Who am I?
Krysia (blogger name krysiawally) is a 26 year old British MA student and Educational Support Assistant at a UK university. I was diagnosed with Asperger's Syndrome in 1995 and have BA (1:1 Hons, 2014) in French and German. I am animal mad and enjoy the local history of my local area. My research interests are autism, accessibility and spirituality.
When did you start this and why?
I started the blog in September 2016. I started it as a means for me to share the projects I am currently involved in with friends, colleagues and family. It is also a means of sharing information; my second cousin wanted to find out more about autism, including Asperger's Syndrome (as did a few other of my friends who are teachers and youth workers).
This blog has grown to complement my current studies and interests, in particular getting organisations, people and churches talking about autism and getting autistic people involved in and leading what I call 'autism education' and showing that good practice for autism is beneficial for everyone.

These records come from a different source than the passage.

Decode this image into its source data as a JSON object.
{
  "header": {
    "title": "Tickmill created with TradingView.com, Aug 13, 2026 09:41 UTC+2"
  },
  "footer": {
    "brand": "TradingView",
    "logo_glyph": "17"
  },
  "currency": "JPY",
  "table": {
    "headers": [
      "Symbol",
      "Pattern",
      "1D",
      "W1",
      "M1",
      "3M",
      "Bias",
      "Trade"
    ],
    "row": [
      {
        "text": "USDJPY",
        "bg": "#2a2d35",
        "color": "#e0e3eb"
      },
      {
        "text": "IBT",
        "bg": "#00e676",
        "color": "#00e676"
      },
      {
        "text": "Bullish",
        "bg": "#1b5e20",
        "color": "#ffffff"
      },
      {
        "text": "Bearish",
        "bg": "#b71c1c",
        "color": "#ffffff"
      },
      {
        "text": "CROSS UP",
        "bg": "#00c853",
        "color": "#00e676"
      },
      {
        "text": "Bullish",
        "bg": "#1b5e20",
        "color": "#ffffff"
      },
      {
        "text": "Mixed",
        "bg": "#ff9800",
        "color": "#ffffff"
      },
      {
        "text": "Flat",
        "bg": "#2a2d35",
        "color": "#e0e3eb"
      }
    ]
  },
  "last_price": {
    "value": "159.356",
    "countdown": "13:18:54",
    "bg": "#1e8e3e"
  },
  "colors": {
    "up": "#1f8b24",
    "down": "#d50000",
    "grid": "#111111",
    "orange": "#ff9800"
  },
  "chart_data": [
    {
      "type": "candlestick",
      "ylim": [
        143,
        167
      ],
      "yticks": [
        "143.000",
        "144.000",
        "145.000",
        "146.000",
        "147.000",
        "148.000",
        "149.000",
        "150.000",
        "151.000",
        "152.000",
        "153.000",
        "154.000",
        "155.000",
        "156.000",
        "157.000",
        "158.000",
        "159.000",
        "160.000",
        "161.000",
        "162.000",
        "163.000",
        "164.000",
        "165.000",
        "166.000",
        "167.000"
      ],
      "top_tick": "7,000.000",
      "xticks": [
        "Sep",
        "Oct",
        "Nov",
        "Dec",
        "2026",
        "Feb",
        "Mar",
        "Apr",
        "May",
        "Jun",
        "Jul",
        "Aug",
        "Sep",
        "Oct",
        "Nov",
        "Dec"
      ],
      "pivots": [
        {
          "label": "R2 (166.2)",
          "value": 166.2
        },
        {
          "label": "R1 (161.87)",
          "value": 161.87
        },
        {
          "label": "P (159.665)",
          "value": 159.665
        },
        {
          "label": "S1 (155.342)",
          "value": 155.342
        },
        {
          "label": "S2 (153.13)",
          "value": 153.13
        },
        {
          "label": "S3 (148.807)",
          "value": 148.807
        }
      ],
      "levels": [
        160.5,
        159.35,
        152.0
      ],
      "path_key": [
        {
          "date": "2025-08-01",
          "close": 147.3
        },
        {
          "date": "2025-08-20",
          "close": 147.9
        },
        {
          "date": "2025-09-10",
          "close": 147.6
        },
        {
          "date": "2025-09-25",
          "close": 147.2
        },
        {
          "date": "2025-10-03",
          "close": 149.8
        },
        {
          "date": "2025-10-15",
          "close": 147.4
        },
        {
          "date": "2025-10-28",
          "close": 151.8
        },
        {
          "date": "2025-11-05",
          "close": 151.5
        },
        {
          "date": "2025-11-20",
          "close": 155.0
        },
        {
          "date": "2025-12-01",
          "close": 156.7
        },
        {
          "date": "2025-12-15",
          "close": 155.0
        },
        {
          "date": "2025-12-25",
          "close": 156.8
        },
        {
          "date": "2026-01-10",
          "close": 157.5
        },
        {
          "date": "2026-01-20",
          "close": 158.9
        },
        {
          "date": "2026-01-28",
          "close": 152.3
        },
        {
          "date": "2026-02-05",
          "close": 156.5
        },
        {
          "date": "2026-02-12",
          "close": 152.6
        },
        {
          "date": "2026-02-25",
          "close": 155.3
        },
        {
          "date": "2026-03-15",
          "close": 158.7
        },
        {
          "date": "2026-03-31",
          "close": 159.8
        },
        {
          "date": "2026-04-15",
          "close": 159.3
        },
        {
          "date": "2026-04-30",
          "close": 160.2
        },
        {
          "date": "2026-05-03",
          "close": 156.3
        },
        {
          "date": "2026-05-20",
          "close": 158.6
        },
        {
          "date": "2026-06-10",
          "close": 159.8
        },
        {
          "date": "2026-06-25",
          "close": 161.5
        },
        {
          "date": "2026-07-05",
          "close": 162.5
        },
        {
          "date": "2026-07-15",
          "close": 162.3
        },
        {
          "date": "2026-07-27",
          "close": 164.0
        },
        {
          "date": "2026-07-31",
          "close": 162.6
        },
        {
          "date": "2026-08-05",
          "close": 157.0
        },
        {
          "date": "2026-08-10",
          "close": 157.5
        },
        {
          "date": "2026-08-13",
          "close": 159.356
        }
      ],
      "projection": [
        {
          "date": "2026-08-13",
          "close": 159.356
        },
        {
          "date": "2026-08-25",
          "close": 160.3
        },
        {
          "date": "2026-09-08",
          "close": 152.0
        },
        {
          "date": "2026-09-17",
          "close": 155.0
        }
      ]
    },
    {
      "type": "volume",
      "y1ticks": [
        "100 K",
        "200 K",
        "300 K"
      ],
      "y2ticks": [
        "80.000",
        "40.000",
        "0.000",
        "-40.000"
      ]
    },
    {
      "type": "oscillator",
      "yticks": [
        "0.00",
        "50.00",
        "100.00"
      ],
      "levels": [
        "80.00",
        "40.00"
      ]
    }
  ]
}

How come you are talking about autism specifically?
I mainly focus on autism because I am autistic! I also believe that curiosity should be fed and some of the best people to answer questions about living as an autistic person are those people themselves. However, from time to time I may talk about other topics too. My faith is also discussed in reference to autism on occasions too.
What projects are you currently involved in?
I am joint project lead on the Attentiveness to Autism project on my local Methodist circuit, I run workshops and keynote speeches for an education trust and fostering agency in my county and on rotation am on local BBC Radio as Sunday morning current affairs panellist. I am also heavily involved in student support as part of my job at my university.
As part of Attentiveness to Autism, we have run 'autism-friendly' church services and workshops to churches tailored to their needs. I am attending the Additional Needs Methodist Roundtable in September with my minister after a preliminary Roundtable in April.
Recently I presented to a church mental health group in my county. Autism is not mental ill health - it is a neurological difference, but this session did bring autism firmly into the frontline of church discussions.
I'm interested in your projects, how do I get in contact with you?
Please fill out the contact form on the side bar to your left from the click down menu.